The flip side of Hillary’s willful refusal to accept her failure is Donald Trump’s eagerness to call anyone who opposes him a “loser.” Nevertheless, Trump’s promiscuous use of the label “loser” is as appealing to his supporters as it is frustrating to his opponents. His supporters see this as “straight talk,” and it should come as no surprise to anyone who ever watched Trump on The Apprentice. One of the few places you can still find the rituals of public failure played out in full is on reality TV. On such shows, people get voted off the island for laziness or kicked out of fat camp for failing to lose weight on The Biggest Loser, or otherwise humiliated for not living up to expectations. Reality TV exacts swift and often harsh punishments, which is why it’s so satisfying to watch.

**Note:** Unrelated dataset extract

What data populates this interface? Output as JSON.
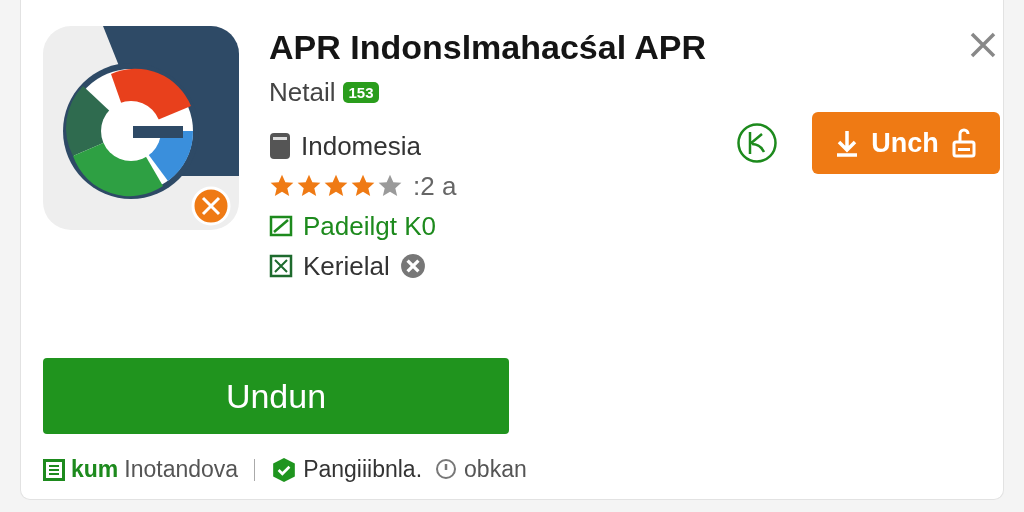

When you turn failure into little more than a therapeutic life stage, there’s no longer cultural support for having losers suffer the consequences of their actions. This is why calling Hillary’s campaign or Donald Trump’s administration failures (which they are) quickly devolves into partisan mudslinging. Remove the customs that have long surrounded the experience of failure, and what you have left is a banal self-help ritual devoid of any meaningful social power. As a result, there’s no strength to the charge of failure. Indeed, an increasing number of politicians and “thought leaders” wear their failures as badges of honor. When they fail, and fail again, they simply claim to have learned and “grown” from each experience and move on. A business consultant named Tim Leberecht, in a piece for the TED website, thinks all of us should embrace this failure-as-winning approach to life, and he encourages people to participate in “communities like Burning Man, OuiShare or DO Lectures that sporadically assemble and offer us shelter from the paths of linear logic.” He advises: “Let’s try to look at our lives as one long, evolving concession speech.”

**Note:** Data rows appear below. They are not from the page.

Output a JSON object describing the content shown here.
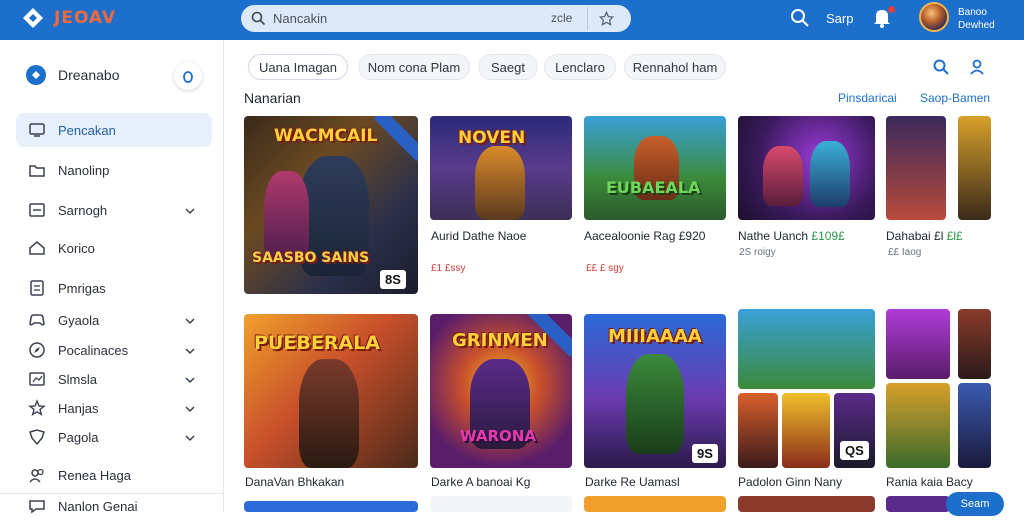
{
  "header": {
    "logo_text": "JEOAV",
    "search_placeholder": "Nancakin",
    "search_hint": "zcle",
    "sign_label": "Sarp",
    "user_line1": "Banoo",
    "user_line2": "Dewhed"
  },
  "sidebar": {
    "title": "Dreanabo",
    "items": [
      {
        "label": "Pencakan",
        "icon": "monitor-icon",
        "active": true,
        "chevron": false
      },
      {
        "label": "Nanolinp",
        "icon": "folder-icon",
        "active": false,
        "chevron": false
      },
      {
        "label": "Sarnogh",
        "icon": "image-icon",
        "active": false,
        "chevron": true
      },
      {
        "label": "Korico",
        "icon": "home-icon",
        "active": false,
        "chevron": false
      },
      {
        "label": "Pmrigas",
        "icon": "document-icon",
        "active": false,
        "chevron": false
      },
      {
        "label": "Gyaola",
        "icon": "gamepad-icon",
        "active": false,
        "chevron": true
      },
      {
        "label": "Pocalinaces",
        "icon": "compass-icon",
        "active": false,
        "chevron": true
      },
      {
        "label": "Slmsla",
        "icon": "chart-icon",
        "active": false,
        "chevron": true
      },
      {
        "label": "Hanjas",
        "icon": "star-icon",
        "active": false,
        "chevron": true
      },
      {
        "label": "Pagola",
        "icon": "shield-icon",
        "active": false,
        "chevron": true
      },
      {
        "label": "Renea Haga",
        "icon": "user-group-icon",
        "active": false,
        "chevron": false
      },
      {
        "label": "Nanlon Genai",
        "icon": "chat-icon",
        "active": false,
        "chevron": false
      }
    ]
  },
  "chips": [
    "Uana Imagan",
    "Nom cona Plam",
    "Saegt",
    "Lenclaro",
    "Rennahol ham"
  ],
  "section": {
    "title": "Nanarian",
    "link1": "Pinsdaricai",
    "link2": "Saop-Bamen"
  },
  "cards_row1": [
    {
      "game_title": "WACMCAIL",
      "subtitle_art": "SAASBO SAINS",
      "score": "8S",
      "label": "",
      "price_old": "",
      "price_new": "",
      "sub": ""
    },
    {
      "game_title": "NOVEN",
      "label": "Aurid Dathe Naoe",
      "price_old": "£1 £ssy",
      "price_new": "",
      "sub": ""
    },
    {
      "game_title": "EUBAEALA",
      "label": "Aacealoonie Rag £920",
      "price_old": "££ £ sgy",
      "price_new": "",
      "sub": ""
    },
    {
      "game_title": "",
      "label": "Nathe Uanch",
      "price_old": "",
      "price_new": "£109£",
      "sub": "2S roigy"
    },
    {
      "game_title": "",
      "label": "Dahabai £l",
      "price_old": "",
      "price_new": "£l£",
      "sub": "££ Iaog"
    }
  ],
  "cards_row2": [
    {
      "game_title": "PUEBERALA",
      "label": "DanaVan Bhkakan"
    },
    {
      "game_title": "GRINMEN",
      "subtitle_art": "WARONA",
      "label": "Darke A banoai Kg"
    },
    {
      "game_title": "MIIIAAAA",
      "score": "9S",
      "label": "Darke Re Uamasl"
    },
    {
      "game_title": "",
      "score": "QS",
      "label": "Padolon Ginn Nany"
    },
    {
      "game_title": "",
      "label": "Rania kaia Bacy"
    }
  ],
  "bottom_button": "Seam"
}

No, let’s not. Refusal to acknowledge failure is the worst sort of hubris, and today it’s a bipartisan scourge. Recall that Hillary Clinton refused to give a concession speech the night she lost the election and later admitted she hadn’t even prepared one, so certain was she that failure was not an option. As historian Scott Sandage notes in his history of failure in America, “the promise of America is that nobody is born a loser.” Maybe not. But we are fooling ourselves if we think there isn’t also harm in believing that no one becomes one.